AS A CHRISTIAN AUTHOR, HOW DO YOU VIEW WRITING AS A MINISTRY?
I believe all writing is teaching. Whether it's a parable, an allegory, a highly thematic novel, or just pure entertainment, everything we read teaches us something--and stays with us to some degree. That's a huge responsibility for all writers.
HOW MUCH TIME DO YOU SPEND IN RESEARCH BEFORE YOU WRITE A STORY?
Research for a mystery writer is a little different. While many of my friends who write historical fiction really immerse themselves into their respective time periods, I try to learn as much as possible about police procedure, forensics, and crime. I've been to a writers police academy, toured a morgue and jails, and attended a number of workshops about how detectives really work. And I have a retired police investigator in my critique group. I really think it's good to get those details right, as much as possible. Other than that, I tend to research as I go along. A scene I wrote last week involved a circuit court judge, so my research involved lots of Googling, and then reading transcripts and even streaming some proceedings.
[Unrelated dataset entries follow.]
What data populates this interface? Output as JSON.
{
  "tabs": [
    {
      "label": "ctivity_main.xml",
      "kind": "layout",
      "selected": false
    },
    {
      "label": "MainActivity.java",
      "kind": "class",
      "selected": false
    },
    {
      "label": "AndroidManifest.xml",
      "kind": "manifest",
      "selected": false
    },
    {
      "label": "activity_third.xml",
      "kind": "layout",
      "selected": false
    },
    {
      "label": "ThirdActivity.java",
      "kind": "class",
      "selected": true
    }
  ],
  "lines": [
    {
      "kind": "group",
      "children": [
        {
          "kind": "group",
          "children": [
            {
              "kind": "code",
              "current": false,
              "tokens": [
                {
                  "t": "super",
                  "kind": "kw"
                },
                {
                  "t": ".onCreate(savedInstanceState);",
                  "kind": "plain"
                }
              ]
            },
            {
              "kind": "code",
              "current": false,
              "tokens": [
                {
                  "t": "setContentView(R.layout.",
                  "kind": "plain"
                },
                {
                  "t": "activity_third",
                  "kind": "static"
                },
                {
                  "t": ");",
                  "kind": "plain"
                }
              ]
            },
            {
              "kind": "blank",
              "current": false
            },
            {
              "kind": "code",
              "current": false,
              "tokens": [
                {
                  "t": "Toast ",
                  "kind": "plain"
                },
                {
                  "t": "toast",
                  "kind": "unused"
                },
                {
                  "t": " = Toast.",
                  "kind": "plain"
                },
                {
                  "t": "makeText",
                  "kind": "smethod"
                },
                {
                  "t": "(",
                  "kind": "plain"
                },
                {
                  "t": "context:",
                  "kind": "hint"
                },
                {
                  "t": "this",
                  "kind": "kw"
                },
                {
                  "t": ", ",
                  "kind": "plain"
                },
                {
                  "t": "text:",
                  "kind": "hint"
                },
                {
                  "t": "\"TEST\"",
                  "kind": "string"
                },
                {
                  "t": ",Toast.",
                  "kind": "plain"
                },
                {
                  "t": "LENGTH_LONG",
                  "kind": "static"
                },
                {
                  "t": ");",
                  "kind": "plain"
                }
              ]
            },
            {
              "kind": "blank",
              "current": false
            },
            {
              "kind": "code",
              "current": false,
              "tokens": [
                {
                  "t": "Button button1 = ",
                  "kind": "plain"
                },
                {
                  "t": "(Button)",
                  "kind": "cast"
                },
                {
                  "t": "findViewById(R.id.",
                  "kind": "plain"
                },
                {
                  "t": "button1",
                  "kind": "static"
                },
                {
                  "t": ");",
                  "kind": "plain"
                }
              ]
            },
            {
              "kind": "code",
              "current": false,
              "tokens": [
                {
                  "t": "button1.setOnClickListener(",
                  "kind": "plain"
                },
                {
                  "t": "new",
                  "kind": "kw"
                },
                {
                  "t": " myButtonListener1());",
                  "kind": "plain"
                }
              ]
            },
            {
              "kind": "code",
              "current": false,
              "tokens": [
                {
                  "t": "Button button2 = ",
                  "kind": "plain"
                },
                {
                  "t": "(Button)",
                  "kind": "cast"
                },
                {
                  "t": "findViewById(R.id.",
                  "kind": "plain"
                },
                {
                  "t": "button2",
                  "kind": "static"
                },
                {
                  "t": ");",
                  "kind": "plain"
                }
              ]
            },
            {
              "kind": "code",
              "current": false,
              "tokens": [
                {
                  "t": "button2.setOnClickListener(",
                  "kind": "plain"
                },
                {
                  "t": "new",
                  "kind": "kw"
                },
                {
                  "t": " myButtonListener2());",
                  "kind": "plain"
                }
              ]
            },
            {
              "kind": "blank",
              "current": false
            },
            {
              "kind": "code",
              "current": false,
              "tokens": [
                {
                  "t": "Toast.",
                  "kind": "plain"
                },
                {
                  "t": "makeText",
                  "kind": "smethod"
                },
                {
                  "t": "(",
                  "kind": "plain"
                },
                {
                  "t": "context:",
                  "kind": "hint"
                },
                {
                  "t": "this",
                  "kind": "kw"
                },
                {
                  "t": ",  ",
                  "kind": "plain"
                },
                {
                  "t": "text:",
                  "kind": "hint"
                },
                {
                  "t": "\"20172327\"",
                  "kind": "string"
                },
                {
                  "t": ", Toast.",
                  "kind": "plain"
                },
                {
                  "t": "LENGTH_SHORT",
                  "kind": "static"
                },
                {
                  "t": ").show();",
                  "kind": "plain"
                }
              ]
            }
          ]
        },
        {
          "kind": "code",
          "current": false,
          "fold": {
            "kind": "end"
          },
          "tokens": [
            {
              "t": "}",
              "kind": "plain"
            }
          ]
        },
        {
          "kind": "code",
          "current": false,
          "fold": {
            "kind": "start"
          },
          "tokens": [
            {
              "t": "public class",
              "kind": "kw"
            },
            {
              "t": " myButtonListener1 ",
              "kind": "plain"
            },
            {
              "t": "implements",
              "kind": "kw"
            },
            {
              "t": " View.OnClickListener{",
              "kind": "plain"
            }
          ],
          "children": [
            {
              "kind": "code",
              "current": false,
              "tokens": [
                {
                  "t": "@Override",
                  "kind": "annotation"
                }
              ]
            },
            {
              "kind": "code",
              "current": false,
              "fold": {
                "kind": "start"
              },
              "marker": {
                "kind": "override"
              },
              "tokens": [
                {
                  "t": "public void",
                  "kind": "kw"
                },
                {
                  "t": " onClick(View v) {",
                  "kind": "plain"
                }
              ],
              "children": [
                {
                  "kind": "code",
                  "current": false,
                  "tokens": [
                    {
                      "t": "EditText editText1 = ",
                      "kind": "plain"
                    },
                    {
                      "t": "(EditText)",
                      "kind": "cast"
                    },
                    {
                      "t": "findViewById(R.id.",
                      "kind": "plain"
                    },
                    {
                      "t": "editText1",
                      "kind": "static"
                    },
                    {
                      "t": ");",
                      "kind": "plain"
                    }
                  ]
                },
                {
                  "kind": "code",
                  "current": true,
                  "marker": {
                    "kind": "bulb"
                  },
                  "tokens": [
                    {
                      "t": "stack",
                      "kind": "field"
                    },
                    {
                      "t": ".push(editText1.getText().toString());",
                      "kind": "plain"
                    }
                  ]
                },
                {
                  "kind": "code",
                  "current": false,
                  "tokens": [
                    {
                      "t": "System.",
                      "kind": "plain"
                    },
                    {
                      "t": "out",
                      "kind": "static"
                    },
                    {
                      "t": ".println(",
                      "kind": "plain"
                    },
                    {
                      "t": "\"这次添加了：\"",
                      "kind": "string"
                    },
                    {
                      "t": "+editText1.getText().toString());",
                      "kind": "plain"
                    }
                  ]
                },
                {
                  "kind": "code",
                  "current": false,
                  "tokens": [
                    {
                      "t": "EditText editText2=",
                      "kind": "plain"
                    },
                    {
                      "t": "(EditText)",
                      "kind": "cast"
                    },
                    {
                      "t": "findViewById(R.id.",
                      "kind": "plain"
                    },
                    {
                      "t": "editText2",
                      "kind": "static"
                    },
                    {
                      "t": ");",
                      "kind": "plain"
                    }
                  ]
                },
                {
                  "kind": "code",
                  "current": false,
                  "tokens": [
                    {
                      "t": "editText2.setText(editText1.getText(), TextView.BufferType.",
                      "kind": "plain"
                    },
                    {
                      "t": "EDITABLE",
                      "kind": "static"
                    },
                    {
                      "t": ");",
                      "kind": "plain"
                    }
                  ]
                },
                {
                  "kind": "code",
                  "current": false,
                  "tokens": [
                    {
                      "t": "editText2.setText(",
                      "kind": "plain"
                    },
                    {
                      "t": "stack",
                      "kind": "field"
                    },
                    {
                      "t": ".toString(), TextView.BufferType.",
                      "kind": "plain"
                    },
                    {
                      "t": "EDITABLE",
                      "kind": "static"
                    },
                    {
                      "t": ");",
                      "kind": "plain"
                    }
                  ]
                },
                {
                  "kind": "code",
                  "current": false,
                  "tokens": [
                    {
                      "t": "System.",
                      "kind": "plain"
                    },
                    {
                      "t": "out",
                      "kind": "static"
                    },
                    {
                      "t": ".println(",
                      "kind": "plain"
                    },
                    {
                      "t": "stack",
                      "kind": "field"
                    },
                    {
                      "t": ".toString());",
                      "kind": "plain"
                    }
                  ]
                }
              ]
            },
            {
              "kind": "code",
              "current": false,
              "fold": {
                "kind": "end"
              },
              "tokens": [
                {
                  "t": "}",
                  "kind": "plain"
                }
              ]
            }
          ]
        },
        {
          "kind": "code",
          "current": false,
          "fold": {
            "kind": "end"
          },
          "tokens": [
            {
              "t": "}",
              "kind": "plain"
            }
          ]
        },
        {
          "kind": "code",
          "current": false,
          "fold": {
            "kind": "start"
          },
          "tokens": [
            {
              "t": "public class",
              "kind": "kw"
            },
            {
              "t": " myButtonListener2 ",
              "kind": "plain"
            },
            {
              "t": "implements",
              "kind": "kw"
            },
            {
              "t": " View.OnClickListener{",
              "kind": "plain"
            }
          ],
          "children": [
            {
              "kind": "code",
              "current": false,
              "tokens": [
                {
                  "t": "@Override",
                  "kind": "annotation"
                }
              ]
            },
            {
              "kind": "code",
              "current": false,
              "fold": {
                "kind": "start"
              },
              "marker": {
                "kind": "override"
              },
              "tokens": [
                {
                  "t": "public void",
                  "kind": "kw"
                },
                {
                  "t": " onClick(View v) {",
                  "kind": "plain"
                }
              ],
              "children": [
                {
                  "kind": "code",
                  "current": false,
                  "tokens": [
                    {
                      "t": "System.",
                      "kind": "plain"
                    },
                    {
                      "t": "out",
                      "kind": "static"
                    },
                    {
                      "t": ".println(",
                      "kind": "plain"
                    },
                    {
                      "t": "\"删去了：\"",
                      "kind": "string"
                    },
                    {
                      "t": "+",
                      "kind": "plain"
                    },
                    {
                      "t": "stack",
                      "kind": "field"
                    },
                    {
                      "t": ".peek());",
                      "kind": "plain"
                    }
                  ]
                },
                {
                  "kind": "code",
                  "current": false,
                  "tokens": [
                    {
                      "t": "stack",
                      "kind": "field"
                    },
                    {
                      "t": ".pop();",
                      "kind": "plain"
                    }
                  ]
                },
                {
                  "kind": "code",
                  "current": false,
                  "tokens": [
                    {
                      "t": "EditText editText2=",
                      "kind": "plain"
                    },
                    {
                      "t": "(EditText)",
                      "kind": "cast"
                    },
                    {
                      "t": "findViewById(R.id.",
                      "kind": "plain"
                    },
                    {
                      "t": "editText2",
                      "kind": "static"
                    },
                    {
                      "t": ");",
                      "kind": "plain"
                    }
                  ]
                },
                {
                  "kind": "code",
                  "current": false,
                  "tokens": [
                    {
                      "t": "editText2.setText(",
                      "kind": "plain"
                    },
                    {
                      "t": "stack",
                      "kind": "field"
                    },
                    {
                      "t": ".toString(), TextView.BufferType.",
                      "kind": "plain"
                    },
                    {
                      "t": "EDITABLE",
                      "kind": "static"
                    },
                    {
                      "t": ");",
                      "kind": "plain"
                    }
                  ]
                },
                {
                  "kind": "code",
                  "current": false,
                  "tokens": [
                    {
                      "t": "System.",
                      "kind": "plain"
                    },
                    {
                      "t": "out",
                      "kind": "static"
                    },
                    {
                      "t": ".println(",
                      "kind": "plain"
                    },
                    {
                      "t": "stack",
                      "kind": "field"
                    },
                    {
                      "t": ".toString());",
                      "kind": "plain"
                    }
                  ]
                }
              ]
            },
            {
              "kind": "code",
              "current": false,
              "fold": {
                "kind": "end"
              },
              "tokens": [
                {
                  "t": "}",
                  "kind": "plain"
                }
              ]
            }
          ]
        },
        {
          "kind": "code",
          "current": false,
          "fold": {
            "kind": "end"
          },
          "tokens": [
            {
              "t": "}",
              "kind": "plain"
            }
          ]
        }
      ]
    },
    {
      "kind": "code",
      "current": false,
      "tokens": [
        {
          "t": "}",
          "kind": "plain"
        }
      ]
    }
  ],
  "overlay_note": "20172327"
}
With all the tools available to us these days, there's really not much excuse for not doing the research.
DO YOU HAVE ANY ADVICE FOR ASPIRING WRITERS?
Study craft, and then get feedback. Join (or start) a critique group. Go to conferences. Enter contests, especially when you get a detailed critique in the process. And when you get the coveted feedback, learn how to evaluate it. Writing is subjective. You will get some advice that just doesn't work for you. And you will get advice that does work, but it may not be what you want to hear. Learn how to accept it all graciously and glean from the criticism of others. It takes humility and wisdom, but yields fantastic results. Oh, and that doesn't stop once you've been published.
WHAT IS THE MOST INTERESTING THING YOU LEARNED FROM YOUR RESEARCH?
How to kill someone with a large, inflatable advertising balloon. Enough said.
HOW CAN READERS CONTACT YOU AND/OR LEARN MORE ABOUT YOU AND YOUR WRITING?
Probably the best way is through my web site: www.barbaraearly.com.
Thanks so much for having me!
Barbara's novelette is available from Pelican Book Group on December 1st.